[Problem] Within the listing below, locate all lines containing the word "bold". Copy each one.

BEGIN

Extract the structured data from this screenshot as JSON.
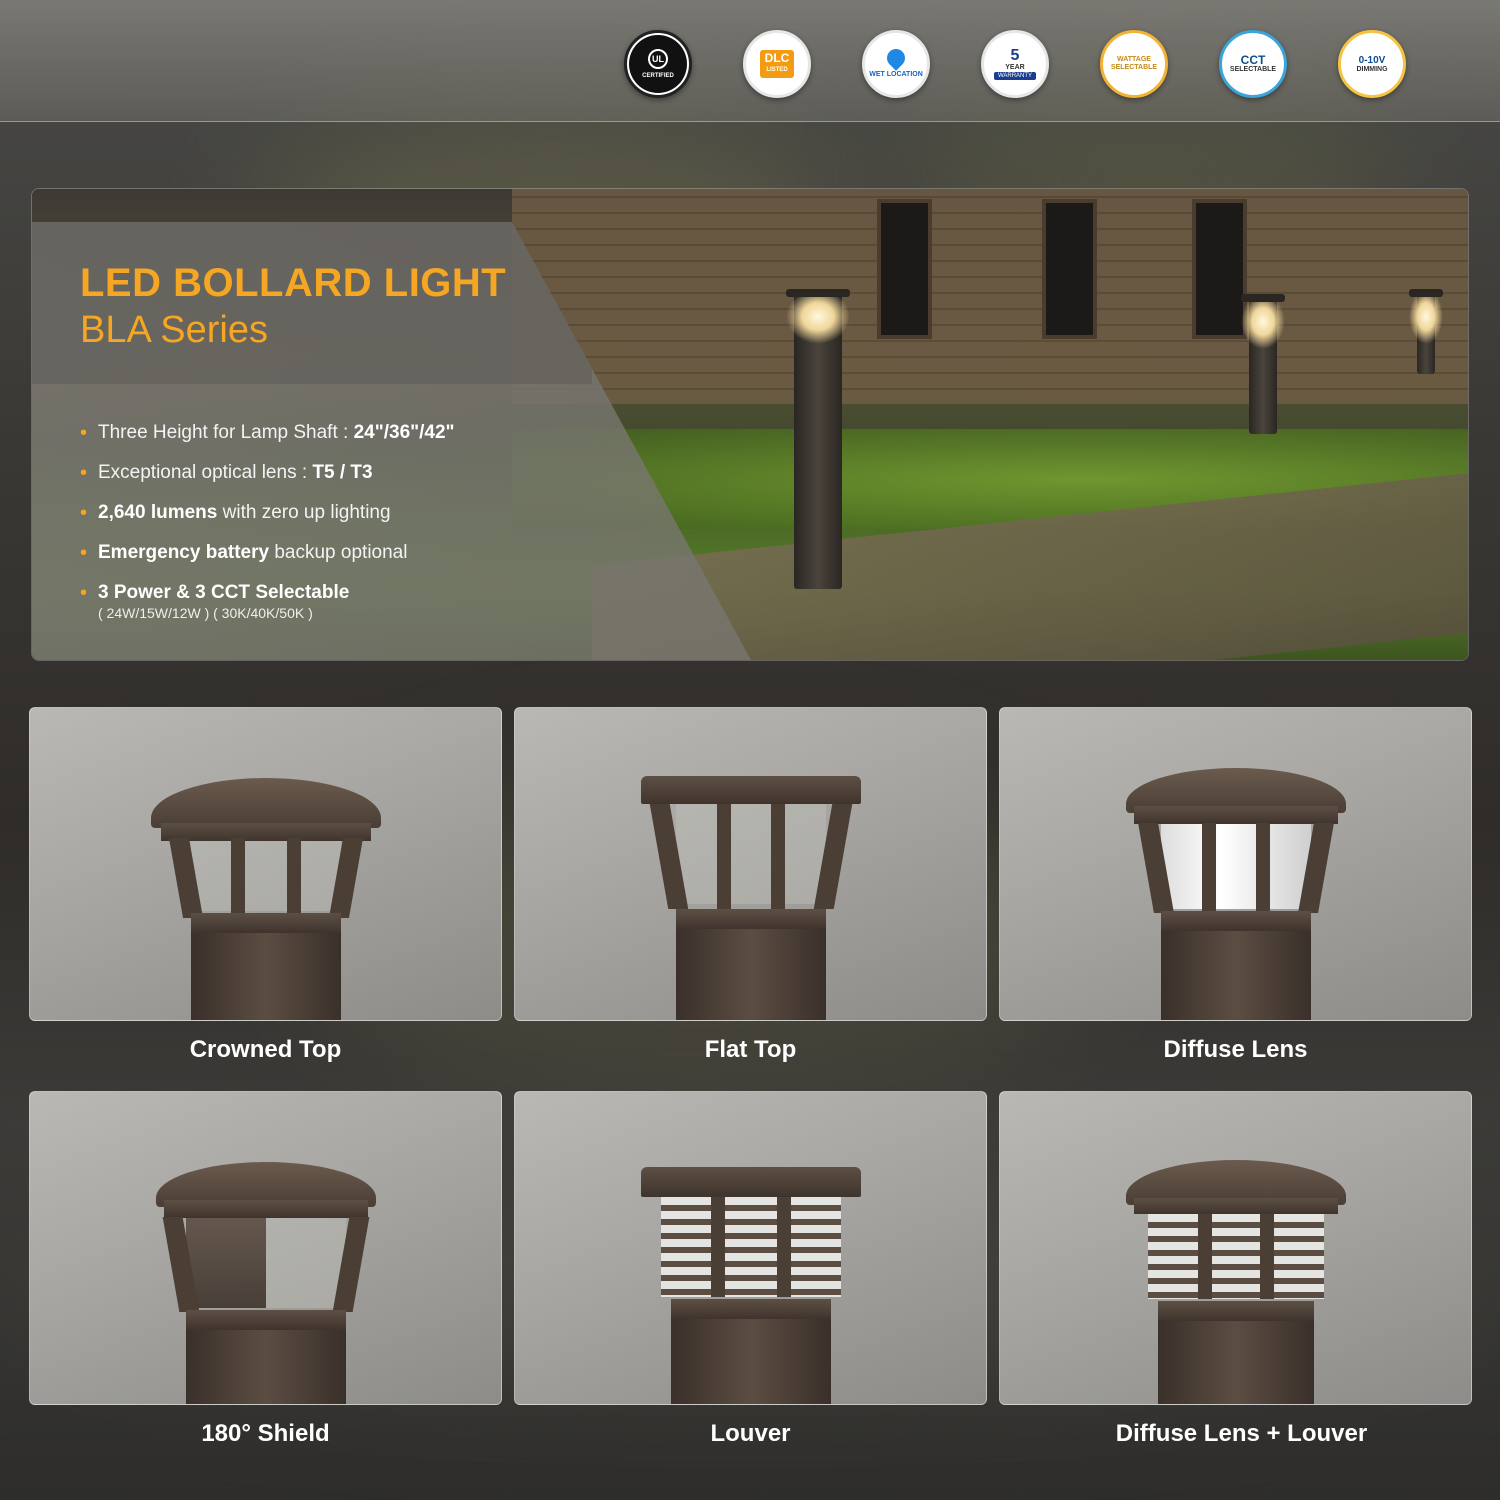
{
  "badges": [
    {
      "icon": "ul-certified-icon",
      "text": "CERTIFIED",
      "mark": "UL"
    },
    {
      "icon": "dlc-listed-icon",
      "text": "LISTED",
      "mark": "DLC"
    },
    {
      "icon": "wet-location-icon",
      "text": "WET LOCATION"
    },
    {
      "icon": "warranty-icon",
      "text": "WARRANTY",
      "mark": "5",
      "sub": "YEAR"
    },
    {
      "icon": "wattage-selectable-icon",
      "text": "WATTAGE SELECTABLE"
    },
    {
      "icon": "cct-selectable-icon",
      "text": "SELECTABLE",
      "mark": "CCT"
    },
    {
      "icon": "dimming-icon",
      "text": "DIMMING",
      "mark": "0-10V"
    }
  ],
  "hero": {
    "title": "LED BOLLARD LIGHT",
    "subtitle": "BLA Series",
    "features": [
      {
        "plain": "Three Height for Lamp Shaft : ",
        "bold": "24\"/36\"/42\""
      },
      {
        "plain": "Exceptional optical lens : ",
        "bold": "T5 / T3"
      },
      {
        "bold": "2,640 lumens",
        "plain": " with zero up lighting"
      },
      {
        "bold": "Emergency battery",
        "plain": " backup optional"
      },
      {
        "bold": "3 Power & 3 CCT Selectable",
        "sub": "( 24W/15W/12W ) ( 30K/40K/50K )"
      }
    ]
  },
  "products": [
    {
      "label": "Crowned Top"
    },
    {
      "label": "Flat Top"
    },
    {
      "label": "Diffuse Lens"
    },
    {
      "label": "180° Shield"
    },
    {
      "label": "Louver"
    },
    {
      "label": "Diffuse Lens + Louver"
    }
  ],
  "colors": {
    "accent": "#f5a623",
    "fixture": "#4a3e35"
  }
}
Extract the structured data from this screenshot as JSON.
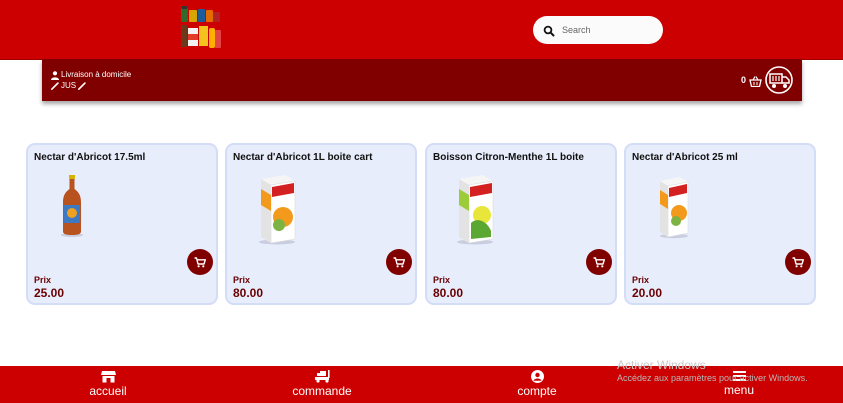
{
  "header": {
    "search": {
      "placeholder": "Search"
    }
  },
  "info_band": {
    "delivery_label": "Livraison à domicile",
    "category_label": "JUS",
    "cart_count": "0"
  },
  "products": [
    {
      "name": "Nectar d'Abricot 17.5ml",
      "price_label": "Prix",
      "price": "25.00"
    },
    {
      "name": "Nectar d'Abricot 1L boite cart",
      "price_label": "Prix",
      "price": "80.00"
    },
    {
      "name": "Boisson Citron-Menthe 1L boite",
      "price_label": "Prix",
      "price": "80.00"
    },
    {
      "name": "Nectar d'Abricot 25 ml",
      "price_label": "Prix",
      "price": "20.00"
    }
  ],
  "nav": {
    "items": [
      {
        "label": "accueil",
        "icon": "store-icon"
      },
      {
        "label": "commande",
        "icon": "delivery-icon"
      },
      {
        "label": "compte",
        "icon": "account-icon"
      },
      {
        "label": "menu",
        "icon": "menu-icon"
      }
    ]
  },
  "watermark": {
    "title": "Activer Windows",
    "subtitle": "Accédez aux paramètres pour activer Windows."
  },
  "colors": {
    "brand_red": "#cc0000",
    "dark_red": "#800000",
    "card_bg": "#e8edfb",
    "price_color": "#6a0000"
  }
}
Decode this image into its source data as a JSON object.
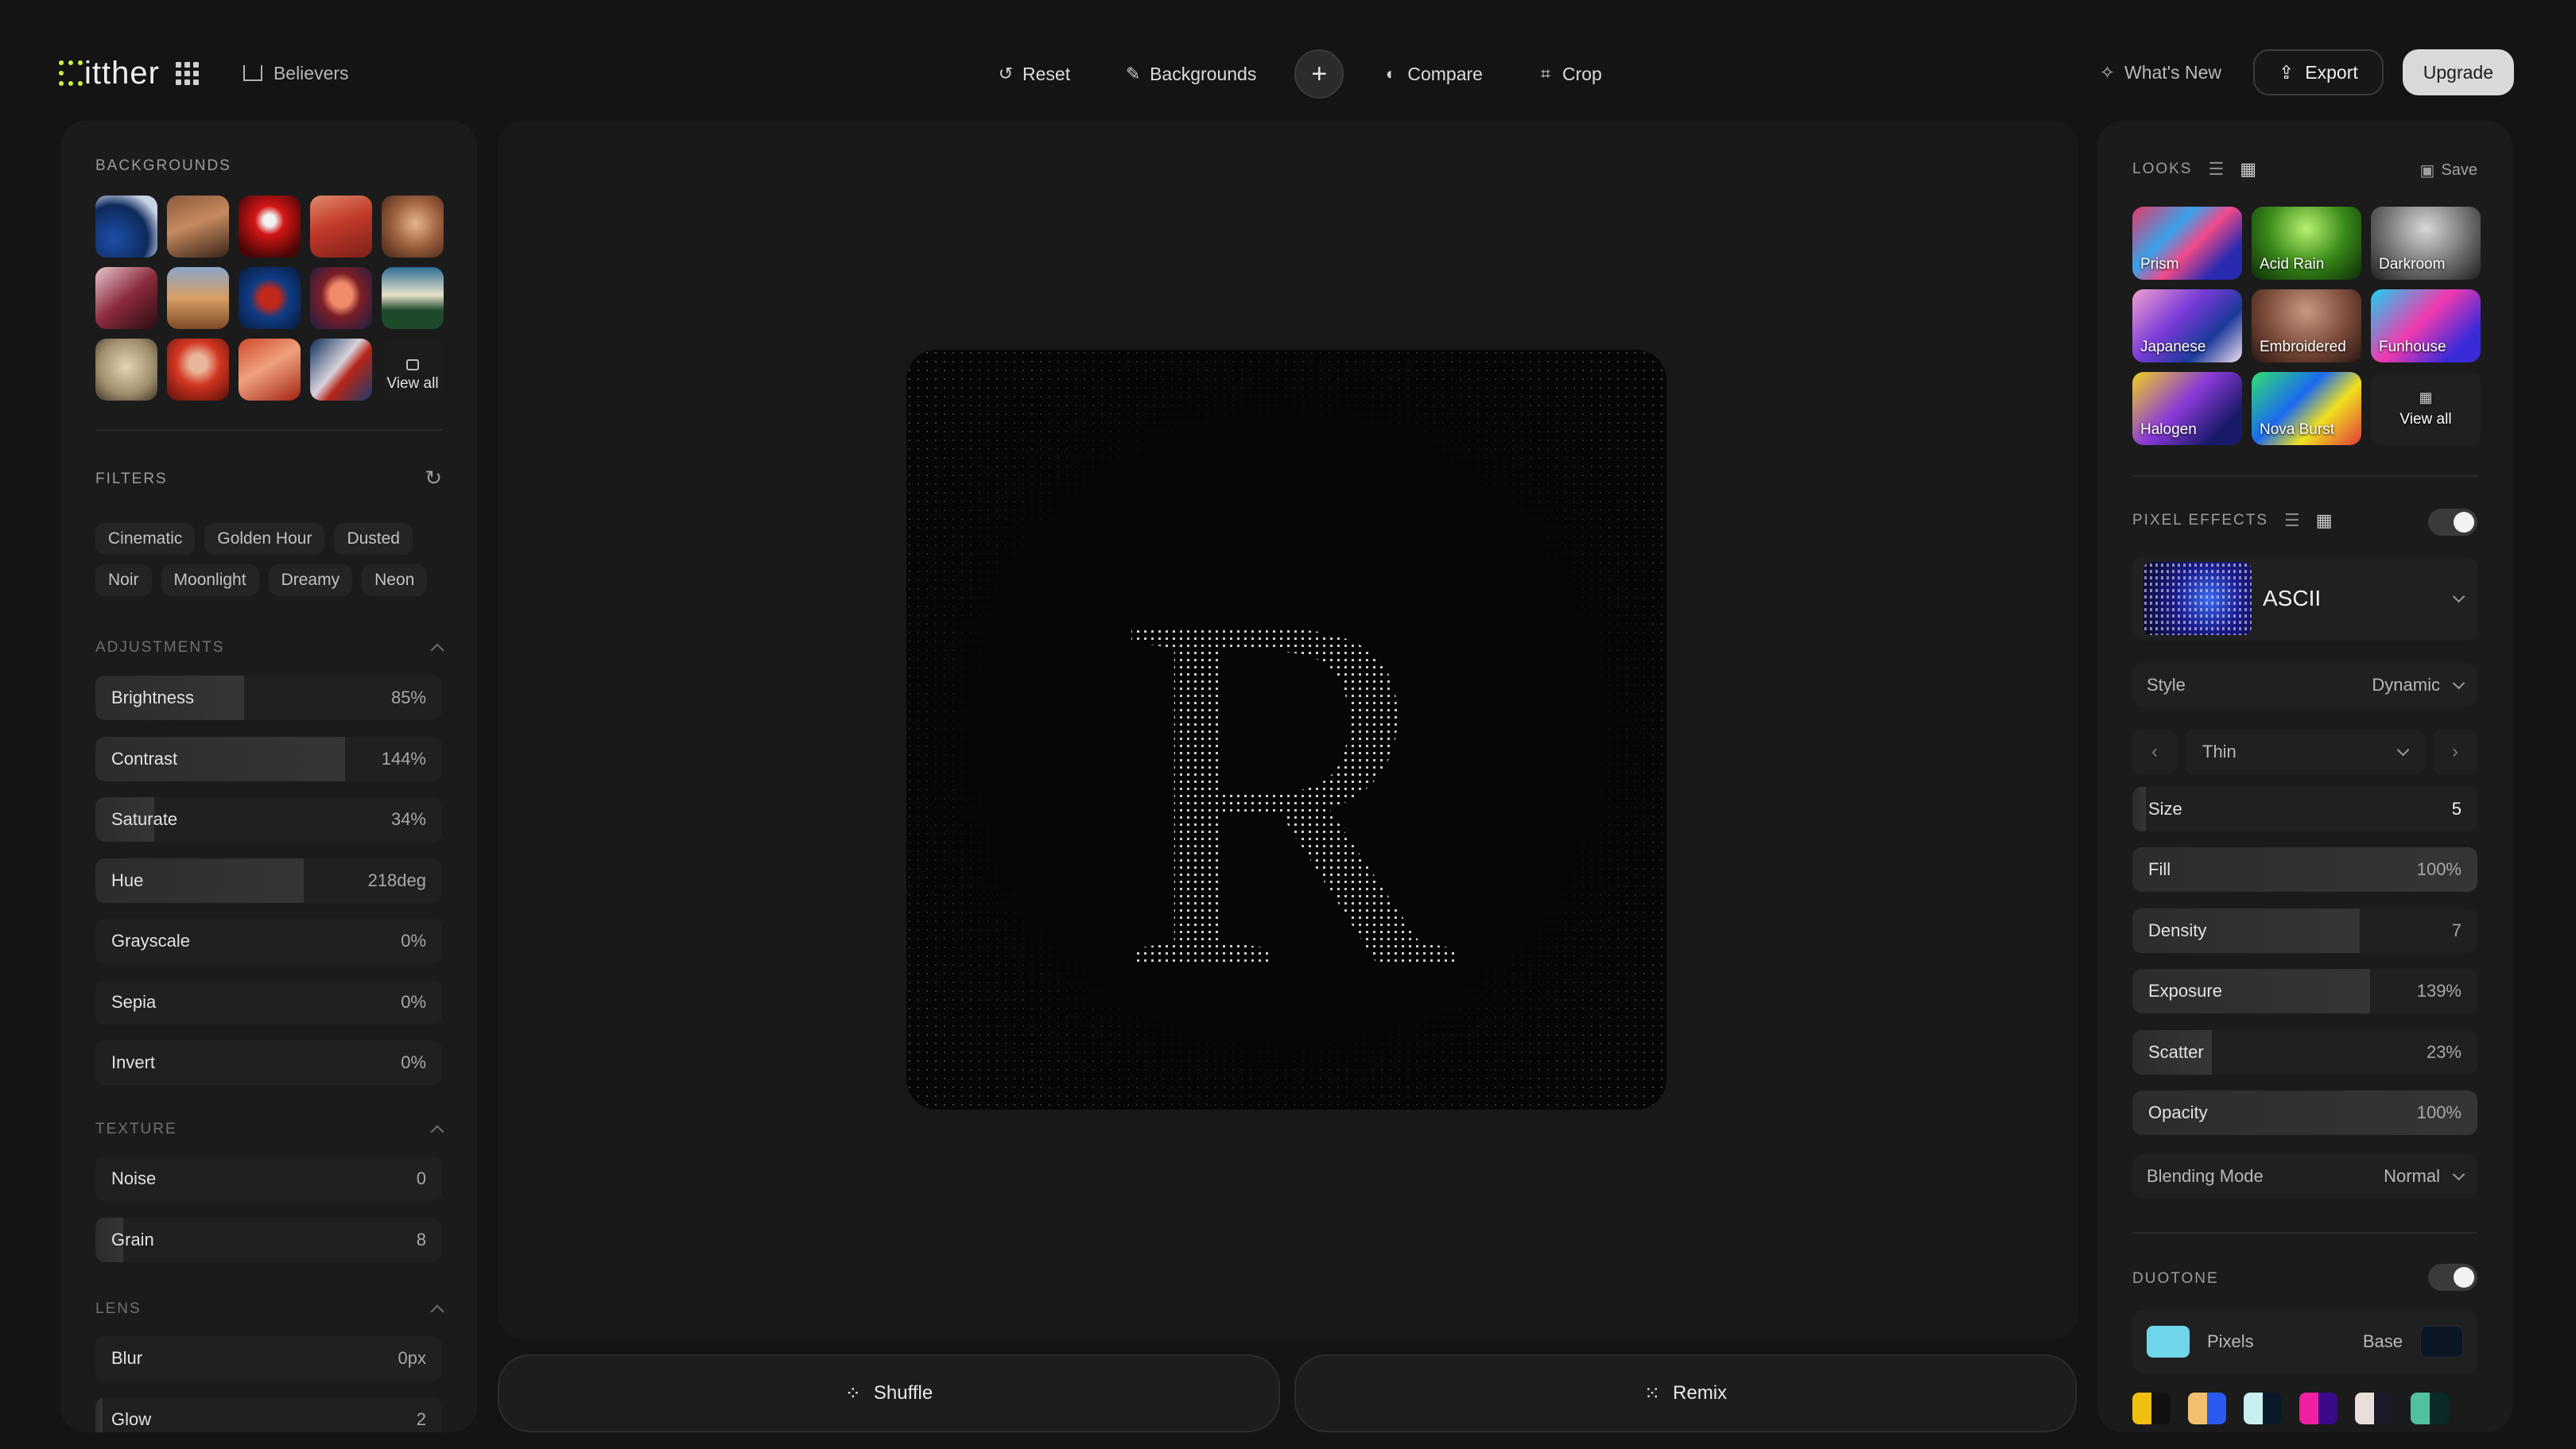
{
  "app": {
    "name": "itther",
    "workspace": "Believers"
  },
  "toolbar": {
    "reset": "Reset",
    "backgrounds": "Backgrounds",
    "compare": "Compare",
    "crop": "Crop",
    "whats_new": "What's New",
    "export": "Export",
    "upgrade": "Upgrade"
  },
  "left": {
    "backgrounds_title": "BACKGROUNDS",
    "view_all": "View all",
    "filters_title": "FILTERS",
    "filters": [
      "Cinematic",
      "Golden Hour",
      "Dusted",
      "Noir",
      "Moonlight",
      "Dreamy",
      "Neon"
    ],
    "adjustments_title": "ADJUSTMENTS",
    "adjustments": [
      {
        "label": "Brightness",
        "value": "85%",
        "level": 0.43
      },
      {
        "label": "Contrast",
        "value": "144%",
        "level": 0.72
      },
      {
        "label": "Saturate",
        "value": "34%",
        "level": 0.17
      },
      {
        "label": "Hue",
        "value": "218deg",
        "level": 0.6
      },
      {
        "label": "Grayscale",
        "value": "0%",
        "level": 0
      },
      {
        "label": "Sepia",
        "value": "0%",
        "level": 0
      },
      {
        "label": "Invert",
        "value": "0%",
        "level": 0
      }
    ],
    "texture_title": "TEXTURE",
    "texture": [
      {
        "label": "Noise",
        "value": "0",
        "level": 0
      },
      {
        "label": "Grain",
        "value": "8",
        "level": 0.08
      }
    ],
    "lens_title": "LENS",
    "lens": [
      {
        "label": "Blur",
        "value": "0px",
        "level": 0
      },
      {
        "label": "Glow",
        "value": "2",
        "level": 0.02
      }
    ]
  },
  "canvas": {
    "letter": "R"
  },
  "actions": {
    "shuffle": "Shuffle",
    "remix": "Remix"
  },
  "right": {
    "looks_title": "LOOKS",
    "save": "Save",
    "looks": [
      "Prism",
      "Acid Rain",
      "Darkroom",
      "Japanese",
      "Embroidered",
      "Funhouse",
      "Halogen",
      "Nova Burst"
    ],
    "view_all": "View all",
    "pixel_effects_title": "PIXEL EFFECTS",
    "effect_name": "ASCII",
    "style_label": "Style",
    "style_value": "Dynamic",
    "weight_value": "Thin",
    "sliders": [
      {
        "label": "Size",
        "value": "5",
        "level": 0.04
      },
      {
        "label": "Fill",
        "value": "100%",
        "level": 1.0
      },
      {
        "label": "Density",
        "value": "7",
        "level": 0.66
      },
      {
        "label": "Exposure",
        "value": "139%",
        "level": 0.69
      },
      {
        "label": "Scatter",
        "value": "23%",
        "level": 0.23
      },
      {
        "label": "Opacity",
        "value": "100%",
        "level": 1.0
      }
    ],
    "blending_label": "Blending Mode",
    "blending_value": "Normal",
    "duotone_title": "DUOTONE",
    "pixels_label": "Pixels",
    "base_label": "Base",
    "pixels_color": "#6fd6ea",
    "base_color": "#0c1726"
  }
}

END

[Task result]
        "bold": "24\"/36\"/42\""
        "bold": "T5 / T3"
        "bold": "2,640 lumens",
        "bold": "Emergency battery",
        "bold": "3 Power & 3 CCT Selectable",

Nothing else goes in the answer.